• What you should do
From the records below, pull each line that has "this".

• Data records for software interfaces

———

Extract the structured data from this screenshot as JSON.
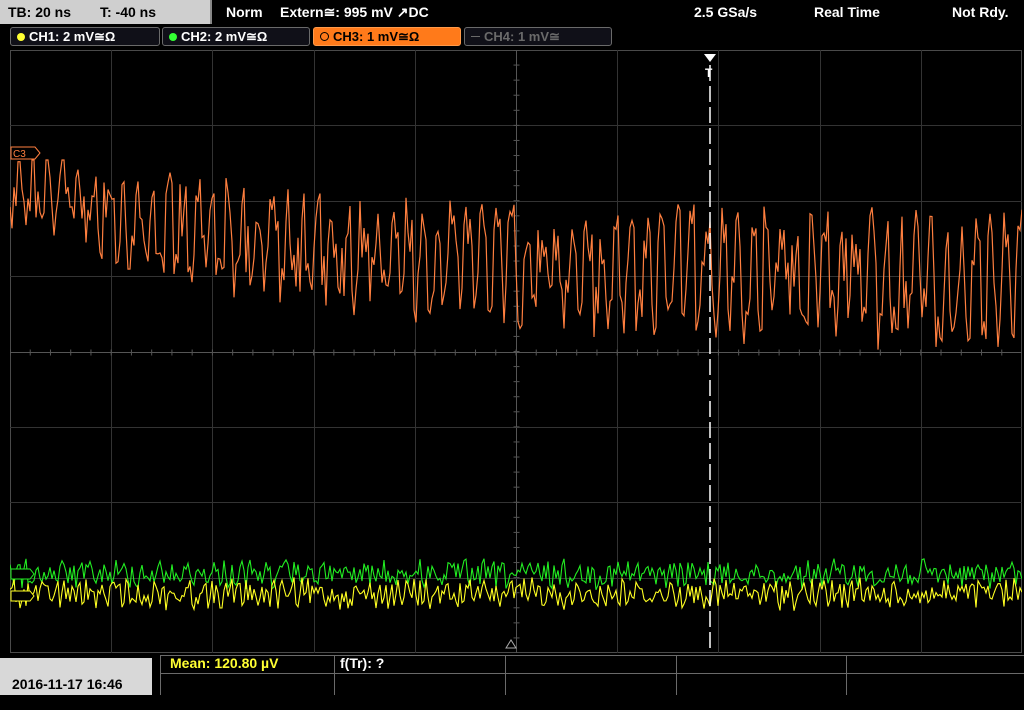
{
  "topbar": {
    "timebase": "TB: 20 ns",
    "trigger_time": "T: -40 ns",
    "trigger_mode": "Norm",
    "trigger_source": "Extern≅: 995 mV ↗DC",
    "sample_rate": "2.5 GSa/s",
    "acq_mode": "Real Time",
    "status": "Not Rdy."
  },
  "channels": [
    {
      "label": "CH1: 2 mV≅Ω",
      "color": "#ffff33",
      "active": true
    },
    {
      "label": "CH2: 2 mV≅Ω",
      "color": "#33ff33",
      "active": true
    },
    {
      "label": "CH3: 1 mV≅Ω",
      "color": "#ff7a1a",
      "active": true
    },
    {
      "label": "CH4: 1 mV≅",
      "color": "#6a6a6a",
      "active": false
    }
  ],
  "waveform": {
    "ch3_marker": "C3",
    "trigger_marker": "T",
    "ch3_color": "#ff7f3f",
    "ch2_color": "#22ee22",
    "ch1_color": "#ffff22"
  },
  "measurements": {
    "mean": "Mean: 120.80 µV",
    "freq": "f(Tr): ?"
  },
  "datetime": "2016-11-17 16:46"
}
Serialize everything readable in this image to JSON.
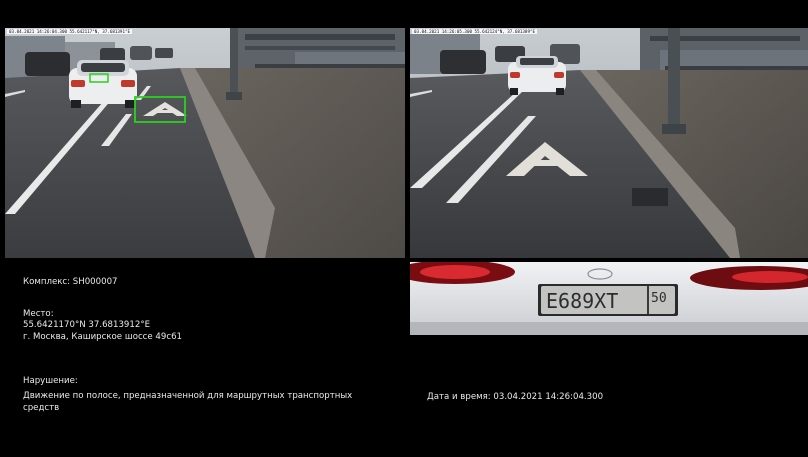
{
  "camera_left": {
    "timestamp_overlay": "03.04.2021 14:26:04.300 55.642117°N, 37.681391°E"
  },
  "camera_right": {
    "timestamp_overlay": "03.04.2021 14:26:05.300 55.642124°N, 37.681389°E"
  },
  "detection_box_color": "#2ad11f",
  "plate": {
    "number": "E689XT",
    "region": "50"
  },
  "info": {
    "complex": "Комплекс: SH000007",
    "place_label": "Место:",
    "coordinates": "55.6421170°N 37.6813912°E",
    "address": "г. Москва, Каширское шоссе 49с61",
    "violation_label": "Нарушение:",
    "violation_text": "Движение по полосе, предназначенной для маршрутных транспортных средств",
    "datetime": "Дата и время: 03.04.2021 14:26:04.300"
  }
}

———

• Written response
Extract the structured data from this screenshot as JSON.
Serialize everything readable in this image to JSON.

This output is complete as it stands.